'''

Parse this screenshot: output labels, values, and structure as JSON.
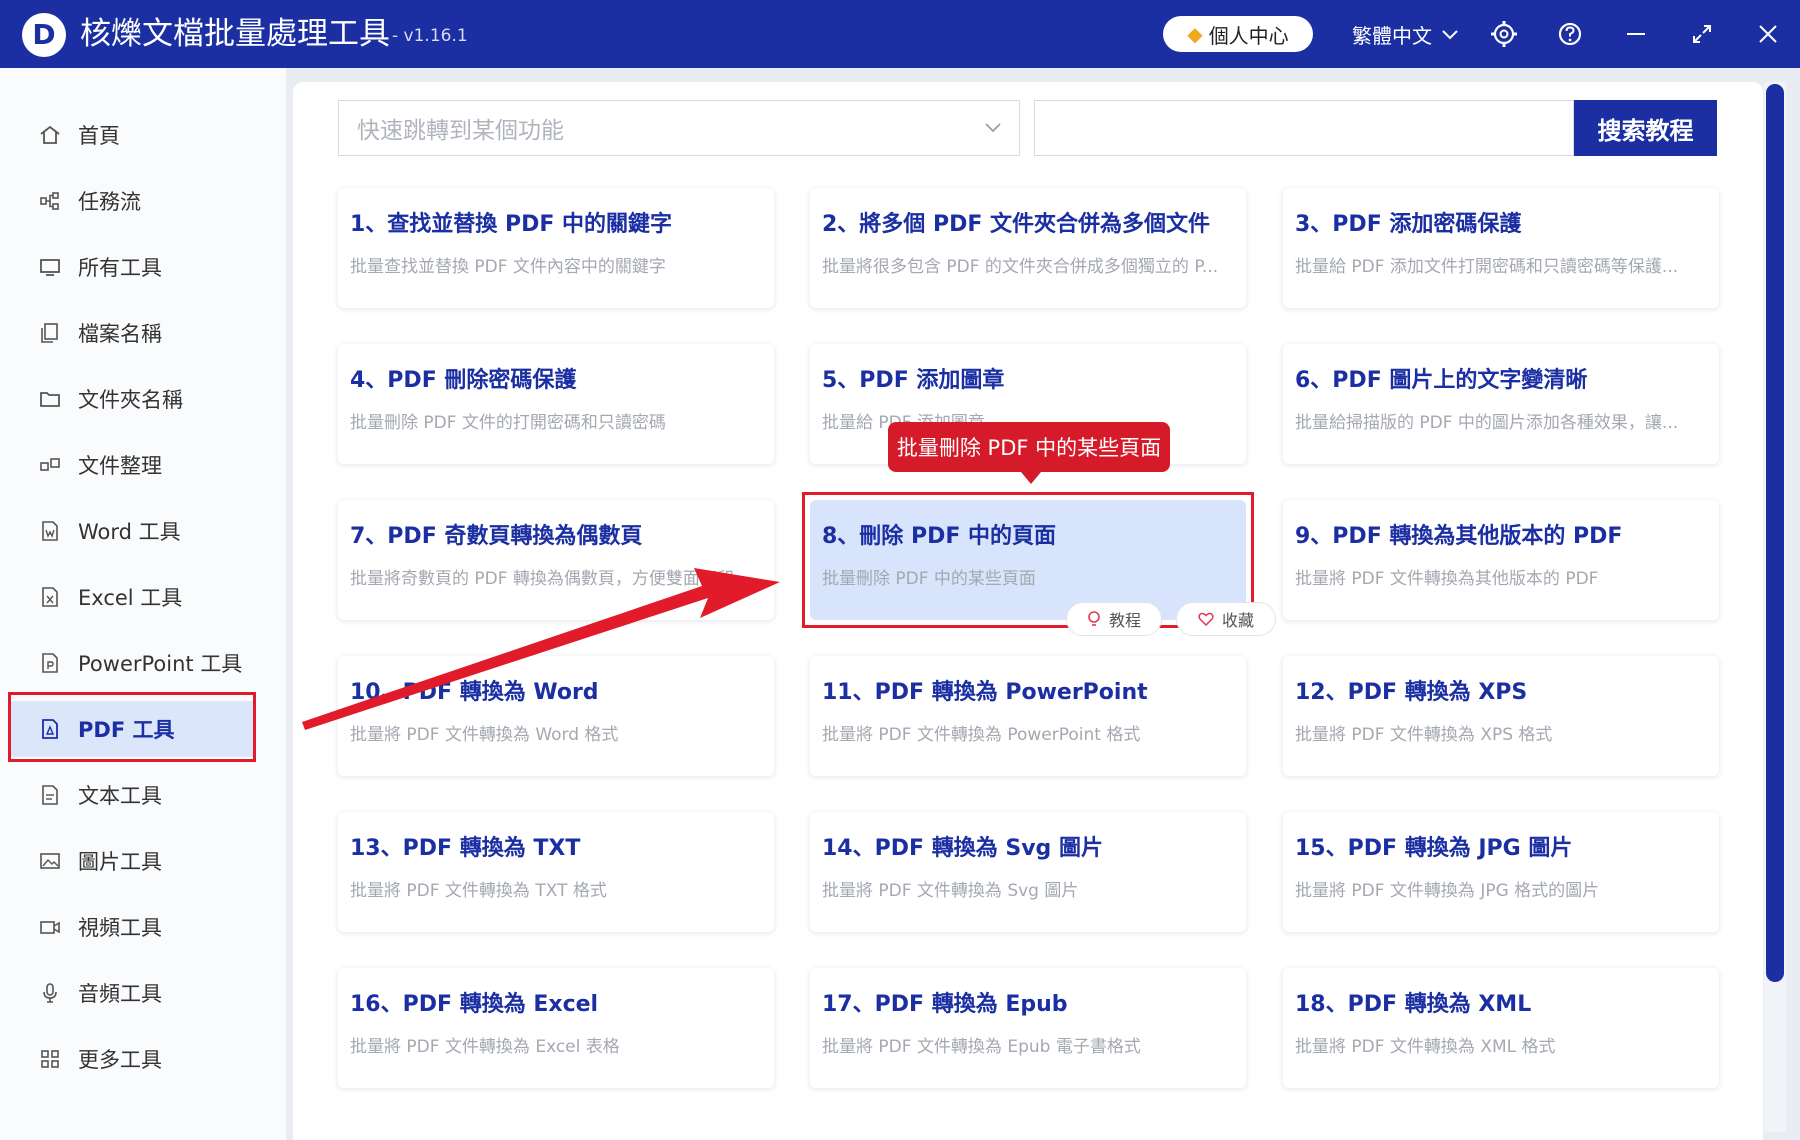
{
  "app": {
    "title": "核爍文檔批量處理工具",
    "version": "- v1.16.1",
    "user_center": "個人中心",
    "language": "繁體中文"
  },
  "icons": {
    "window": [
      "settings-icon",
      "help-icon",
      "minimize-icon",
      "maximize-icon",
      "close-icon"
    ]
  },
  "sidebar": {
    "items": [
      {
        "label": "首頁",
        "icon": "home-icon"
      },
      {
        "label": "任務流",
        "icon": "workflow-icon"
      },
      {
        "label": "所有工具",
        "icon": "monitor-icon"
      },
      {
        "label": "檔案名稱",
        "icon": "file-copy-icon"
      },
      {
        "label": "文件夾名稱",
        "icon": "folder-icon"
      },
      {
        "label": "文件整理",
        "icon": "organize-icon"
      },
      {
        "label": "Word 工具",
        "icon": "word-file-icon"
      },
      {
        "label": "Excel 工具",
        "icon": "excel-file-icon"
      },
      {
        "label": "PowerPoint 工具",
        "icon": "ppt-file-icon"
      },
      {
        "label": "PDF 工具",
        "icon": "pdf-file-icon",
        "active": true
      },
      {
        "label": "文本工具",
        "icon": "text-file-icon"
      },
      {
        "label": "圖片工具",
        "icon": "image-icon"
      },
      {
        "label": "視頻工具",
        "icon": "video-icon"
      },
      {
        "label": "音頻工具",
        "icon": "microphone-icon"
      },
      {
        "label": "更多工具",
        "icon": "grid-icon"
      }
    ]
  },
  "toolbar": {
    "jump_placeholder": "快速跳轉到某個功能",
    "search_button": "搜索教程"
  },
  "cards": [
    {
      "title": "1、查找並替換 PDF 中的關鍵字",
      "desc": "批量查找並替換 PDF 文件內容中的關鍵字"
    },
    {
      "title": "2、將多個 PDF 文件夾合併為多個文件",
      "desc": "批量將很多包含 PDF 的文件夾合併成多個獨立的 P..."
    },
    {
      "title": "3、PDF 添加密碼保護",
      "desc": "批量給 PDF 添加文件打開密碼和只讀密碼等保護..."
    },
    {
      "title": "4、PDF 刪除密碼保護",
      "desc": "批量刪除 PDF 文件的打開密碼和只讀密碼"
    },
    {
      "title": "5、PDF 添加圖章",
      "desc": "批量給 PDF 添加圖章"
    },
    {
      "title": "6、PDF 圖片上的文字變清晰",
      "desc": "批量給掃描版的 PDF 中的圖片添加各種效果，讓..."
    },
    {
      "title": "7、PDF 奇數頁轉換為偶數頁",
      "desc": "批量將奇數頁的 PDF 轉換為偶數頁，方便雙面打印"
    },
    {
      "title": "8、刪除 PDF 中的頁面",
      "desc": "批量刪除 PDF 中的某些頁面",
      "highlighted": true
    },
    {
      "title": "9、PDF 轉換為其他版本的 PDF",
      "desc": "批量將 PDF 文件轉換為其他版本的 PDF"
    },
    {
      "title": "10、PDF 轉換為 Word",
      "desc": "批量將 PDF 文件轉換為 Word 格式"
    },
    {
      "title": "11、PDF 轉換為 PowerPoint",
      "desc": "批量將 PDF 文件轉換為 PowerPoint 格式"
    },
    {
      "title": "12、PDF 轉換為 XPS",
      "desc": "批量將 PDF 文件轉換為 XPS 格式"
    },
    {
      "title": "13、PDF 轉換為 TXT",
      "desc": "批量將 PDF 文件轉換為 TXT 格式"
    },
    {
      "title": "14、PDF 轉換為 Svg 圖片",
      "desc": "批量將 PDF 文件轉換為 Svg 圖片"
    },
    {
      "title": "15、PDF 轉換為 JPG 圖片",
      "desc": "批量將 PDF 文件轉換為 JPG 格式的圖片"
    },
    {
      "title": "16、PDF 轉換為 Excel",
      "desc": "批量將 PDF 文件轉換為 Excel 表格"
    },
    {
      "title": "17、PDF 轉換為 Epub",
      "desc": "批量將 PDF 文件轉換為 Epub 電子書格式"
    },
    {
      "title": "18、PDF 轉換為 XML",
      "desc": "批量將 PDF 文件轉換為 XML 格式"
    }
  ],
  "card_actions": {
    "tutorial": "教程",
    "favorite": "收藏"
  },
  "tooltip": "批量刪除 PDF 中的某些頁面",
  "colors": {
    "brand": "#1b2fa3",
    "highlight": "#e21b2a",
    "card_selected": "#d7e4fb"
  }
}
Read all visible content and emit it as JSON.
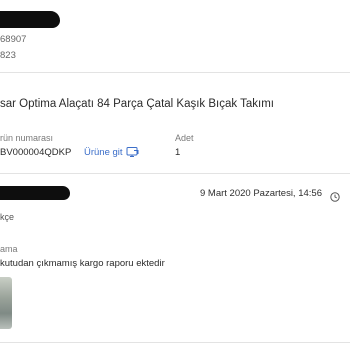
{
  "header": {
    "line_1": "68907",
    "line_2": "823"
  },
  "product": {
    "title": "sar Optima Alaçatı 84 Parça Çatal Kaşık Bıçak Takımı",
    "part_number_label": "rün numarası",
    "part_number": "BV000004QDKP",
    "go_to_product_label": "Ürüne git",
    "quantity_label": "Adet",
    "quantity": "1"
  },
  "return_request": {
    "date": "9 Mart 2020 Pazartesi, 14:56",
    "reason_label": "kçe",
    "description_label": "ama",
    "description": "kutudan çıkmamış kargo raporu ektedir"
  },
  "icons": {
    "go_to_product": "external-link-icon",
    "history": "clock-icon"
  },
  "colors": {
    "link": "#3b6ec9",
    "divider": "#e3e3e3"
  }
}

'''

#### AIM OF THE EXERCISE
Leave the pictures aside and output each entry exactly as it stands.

#### REPLY
Parse this screenshot: output labels, values, and structure as JSON.
{
  "app": {
    "title": "核爍文檔批量處理工具",
    "version": "- v1.16.1",
    "user_center": "個人中心",
    "language": "繁體中文"
  },
  "icons": {
    "window": [
      "settings-icon",
      "help-icon",
      "minimize-icon",
      "maximize-icon",
      "close-icon"
    ]
  },
  "sidebar": {
    "items": [
      {
        "label": "首頁",
        "icon": "home-icon"
      },
      {
        "label": "任務流",
        "icon": "workflow-icon"
      },
      {
        "label": "所有工具",
        "icon": "monitor-icon"
      },
      {
        "label": "檔案名稱",
        "icon": "file-copy-icon"
      },
      {
        "label": "文件夾名稱",
        "icon": "folder-icon"
      },
      {
        "label": "文件整理",
        "icon": "organize-icon"
      },
      {
        "label": "Word 工具",
        "icon": "word-file-icon"
      },
      {
        "label": "Excel 工具",
        "icon": "excel-file-icon"
      },
      {
        "label": "PowerPoint 工具",
        "icon": "ppt-file-icon"
      },
      {
        "label": "PDF 工具",
        "icon": "pdf-file-icon",
        "active": true
      },
      {
        "label": "文本工具",
        "icon": "text-file-icon"
      },
      {
        "label": "圖片工具",
        "icon": "image-icon"
      },
      {
        "label": "視頻工具",
        "icon": "video-icon"
      },
      {
        "label": "音頻工具",
        "icon": "microphone-icon"
      },
      {
        "label": "更多工具",
        "icon": "grid-icon"
      }
    ]
  },
  "toolbar": {
    "jump_placeholder": "快速跳轉到某個功能",
    "search_button": "搜索教程"
  },
  "cards": [
    {
      "title": "1、查找並替換 PDF 中的關鍵字",
      "desc": "批量查找並替換 PDF 文件內容中的關鍵字"
    },
    {
      "title": "2、將多個 PDF 文件夾合併為多個文件",
      "desc": "批量將很多包含 PDF 的文件夾合併成多個獨立的 P..."
    },
    {
      "title": "3、PDF 添加密碼保護",
      "desc": "批量給 PDF 添加文件打開密碼和只讀密碼等保護..."
    },
    {
      "title": "4、PDF 刪除密碼保護",
      "desc": "批量刪除 PDF 文件的打開密碼和只讀密碼"
    },
    {
      "title": "5、PDF 添加圖章",
      "desc": "批量給 PDF 添加圖章"
    },
    {
      "title": "6、PDF 圖片上的文字變清晰",
      "desc": "批量給掃描版的 PDF 中的圖片添加各種效果，讓..."
    },
    {
      "title": "7、PDF 奇數頁轉換為偶數頁",
      "desc": "批量將奇數頁的 PDF 轉換為偶數頁，方便雙面打印"
    },
    {
      "title": "8、刪除 PDF 中的頁面",
      "desc": "批量刪除 PDF 中的某些頁面",
      "highlighted": true
    },
    {
      "title": "9、PDF 轉換為其他版本的 PDF",
      "desc": "批量將 PDF 文件轉換為其他版本的 PDF"
    },
    {
      "title": "10、PDF 轉換為 Word",
      "desc": "批量將 PDF 文件轉換為 Word 格式"
    },
    {
      "title": "11、PDF 轉換為 PowerPoint",
      "desc": "批量將 PDF 文件轉換為 PowerPoint 格式"
    },
    {
      "title": "12、PDF 轉換為 XPS",
      "desc": "批量將 PDF 文件轉換為 XPS 格式"
    },
    {
      "title": "13、PDF 轉換為 TXT",
      "desc": "批量將 PDF 文件轉換為 TXT 格式"
    },
    {
      "title": "14、PDF 轉換為 Svg 圖片",
      "desc": "批量將 PDF 文件轉換為 Svg 圖片"
    },
    {
      "title": "15、PDF 轉換為 JPG 圖片",
      "desc": "批量將 PDF 文件轉換為 JPG 格式的圖片"
    },
    {
      "title": "16、PDF 轉換為 Excel",
      "desc": "批量將 PDF 文件轉換為 Excel 表格"
    },
    {
      "title": "17、PDF 轉換為 Epub",
      "desc": "批量將 PDF 文件轉換為 Epub 電子書格式"
    },
    {
      "title": "18、PDF 轉換為 XML",
      "desc": "批量將 PDF 文件轉換為 XML 格式"
    }
  ],
  "card_actions": {
    "tutorial": "教程",
    "favorite": "收藏"
  },
  "tooltip": "批量刪除 PDF 中的某些頁面",
  "colors": {
    "brand": "#1b2fa3",
    "highlight": "#e21b2a",
    "card_selected": "#d7e4fb"
  }
}
Read all visible content and emit it as JSON.
{
  "header": {
    "line_1": "68907",
    "line_2": "823"
  },
  "product": {
    "title": "sar Optima Alaçatı 84 Parça Çatal Kaşık Bıçak Takımı",
    "part_number_label": "rün numarası",
    "part_number": "BV000004QDKP",
    "go_to_product_label": "Ürüne git",
    "quantity_label": "Adet",
    "quantity": "1"
  },
  "return_request": {
    "date": "9 Mart 2020 Pazartesi, 14:56",
    "reason_label": "kçe",
    "description_label": "ama",
    "description": "kutudan çıkmamış kargo raporu ektedir"
  },
  "icons": {
    "go_to_product": "external-link-icon",
    "history": "clock-icon"
  },
  "colors": {
    "link": "#3b6ec9",
    "divider": "#e3e3e3"
  }
}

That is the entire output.